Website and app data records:
Start of Block
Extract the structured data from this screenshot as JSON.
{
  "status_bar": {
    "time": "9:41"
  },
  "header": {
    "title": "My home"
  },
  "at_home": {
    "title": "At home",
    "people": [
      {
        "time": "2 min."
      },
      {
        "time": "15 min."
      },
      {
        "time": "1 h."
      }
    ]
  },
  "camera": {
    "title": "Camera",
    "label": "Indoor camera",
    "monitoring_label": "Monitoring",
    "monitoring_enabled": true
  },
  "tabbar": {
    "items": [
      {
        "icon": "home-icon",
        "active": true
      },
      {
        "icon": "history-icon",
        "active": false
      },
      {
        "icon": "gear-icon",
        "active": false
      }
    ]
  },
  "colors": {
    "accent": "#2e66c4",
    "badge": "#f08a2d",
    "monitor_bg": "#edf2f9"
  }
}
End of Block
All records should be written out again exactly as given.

Extract the structured data from this screenshot as JSON.
{
  "status_bar": {
    "time": "9:41"
  },
  "header": {
    "title": "My home"
  },
  "at_home": {
    "title": "At home",
    "people": [
      {
        "time": "2 min."
      },
      {
        "time": "15 min."
      },
      {
        "time": "1 h."
      }
    ]
  },
  "camera": {
    "title": "Camera",
    "label": "Indoor camera",
    "monitoring_label": "Monitoring",
    "monitoring_enabled": true
  },
  "tabbar": {
    "items": [
      {
        "icon": "home-icon",
        "active": true
      },
      {
        "icon": "history-icon",
        "active": false
      },
      {
        "icon": "gear-icon",
        "active": false
      }
    ]
  },
  "colors": {
    "accent": "#2e66c4",
    "badge": "#f08a2d",
    "monitor_bg": "#edf2f9"
  }
}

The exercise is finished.